This question comes out of "Introduction to Topology" by Mendelson, from the section on Identification Topologies.

Let D be the closed unit disc in R^2, so that the boundary, S, is the unit circle. Let [tex] C=S\times [0,1], [/tex] and [tex]

A=S \times \{1\} \subset C. [/tex] Prove that C/A is homeomorphic to D.

## Homework Equations

## The Attempt at a Solution

I feel as though the map [tex]

p:C/A \rightarrow D \\

p(x,y,z)=(x,y) [/tex]

should define a nice homeomorphism. It has an obvious inverse, but even proving that the forward one is continuous is proving to be a problem for me. This may be for lack of experience working with the identification topology on C/A, or maybe I'm taking the wrong approach here.

p is continuous iff for every δ open in D, [tex] p^{-1}(δ):=ψ[/tex] is open in C/A. A subset of C/A is open iff in turn,

[tex]

f^{-1}(ψ)\subset C

[/tex]

is open, where

[tex]

f:C\rightarrow C/A

[/tex] is defined by

[tex]

f|_{C-A}=id|_{C-A}\\

f(A)=(0,0,1).

[/tex]

So for the moment, the problem is: prove that [tex]f^{-1}(ψ)[/tex] is open.

I'm open to more elegant approaches, if you can get me started.
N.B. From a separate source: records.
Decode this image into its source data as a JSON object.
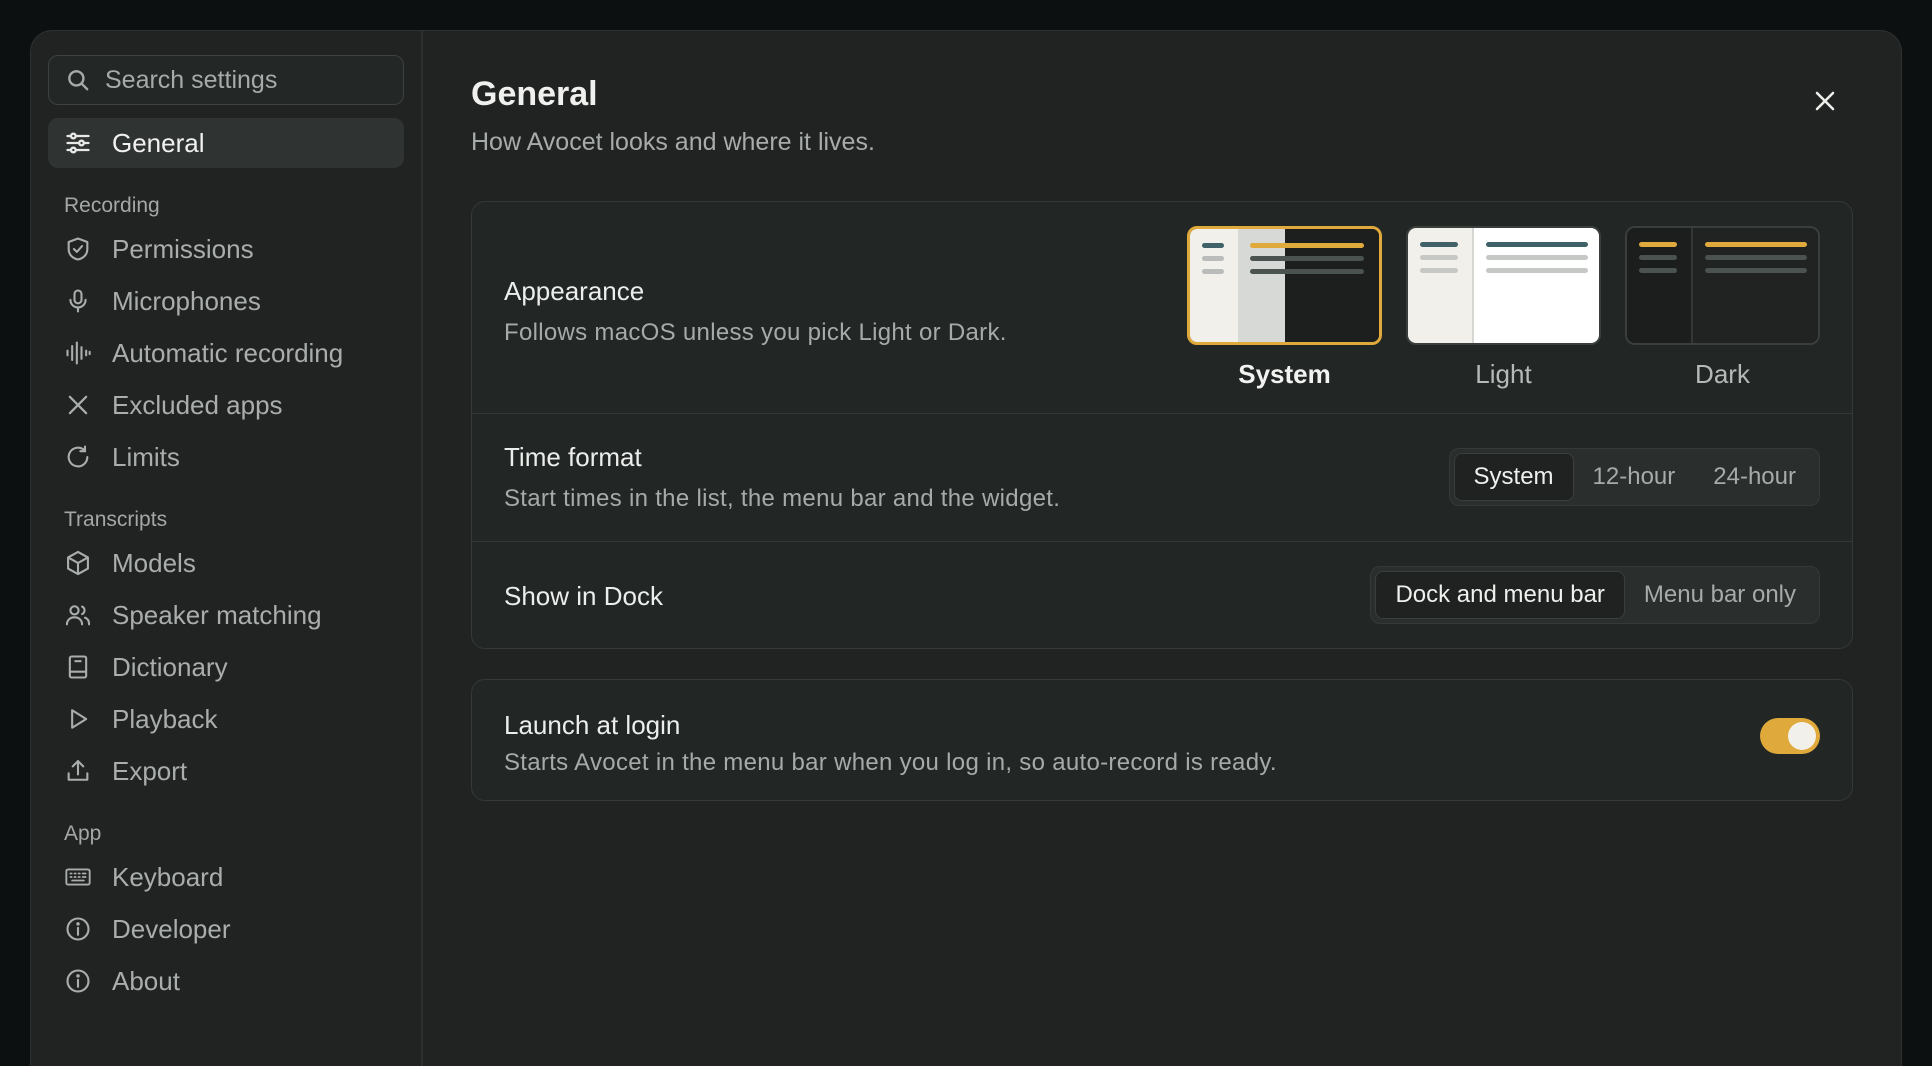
{
  "search": {
    "placeholder": "Search settings"
  },
  "sidebar": {
    "general": "General",
    "sections": [
      {
        "title": "Recording",
        "items": [
          {
            "label": "Permissions",
            "icon": "shield-check-icon"
          },
          {
            "label": "Microphones",
            "icon": "microphone-icon"
          },
          {
            "label": "Automatic recording",
            "icon": "waveform-icon"
          },
          {
            "label": "Excluded apps",
            "icon": "x-icon"
          },
          {
            "label": "Limits",
            "icon": "refresh-icon"
          }
        ]
      },
      {
        "title": "Transcripts",
        "items": [
          {
            "label": "Models",
            "icon": "cube-icon"
          },
          {
            "label": "Speaker matching",
            "icon": "users-icon"
          },
          {
            "label": "Dictionary",
            "icon": "book-icon"
          },
          {
            "label": "Playback",
            "icon": "play-icon"
          },
          {
            "label": "Export",
            "icon": "upload-icon"
          }
        ]
      },
      {
        "title": "App",
        "items": [
          {
            "label": "Keyboard",
            "icon": "keyboard-icon"
          },
          {
            "label": "Developer",
            "icon": "info-icon"
          },
          {
            "label": "About",
            "icon": "info-icon"
          }
        ]
      }
    ]
  },
  "main": {
    "title": "General",
    "subtitle": "How Avocet looks and where it lives.",
    "appearance": {
      "title": "Appearance",
      "desc": "Follows macOS unless you pick Light or Dark.",
      "options": [
        "System",
        "Light",
        "Dark"
      ],
      "selected": "System"
    },
    "time_format": {
      "title": "Time format",
      "desc": "Start times in the list, the menu bar and the widget.",
      "options": [
        "System",
        "12-hour",
        "24-hour"
      ],
      "selected": "System"
    },
    "dock": {
      "title": "Show in Dock",
      "options": [
        "Dock and menu bar",
        "Menu bar only"
      ],
      "selected": "Dock and menu bar"
    },
    "launch": {
      "title": "Launch at login",
      "desc": "Starts Avocet in the menu bar when you log in, so auto-record is ready.",
      "enabled": true
    }
  },
  "colors": {
    "accent": "#e0a93c",
    "background": "#202322",
    "sidebar_active": "#2f3332"
  }
}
I feel as though my approach might be too mechanical, to be honest. There must be a nicer way of doing this.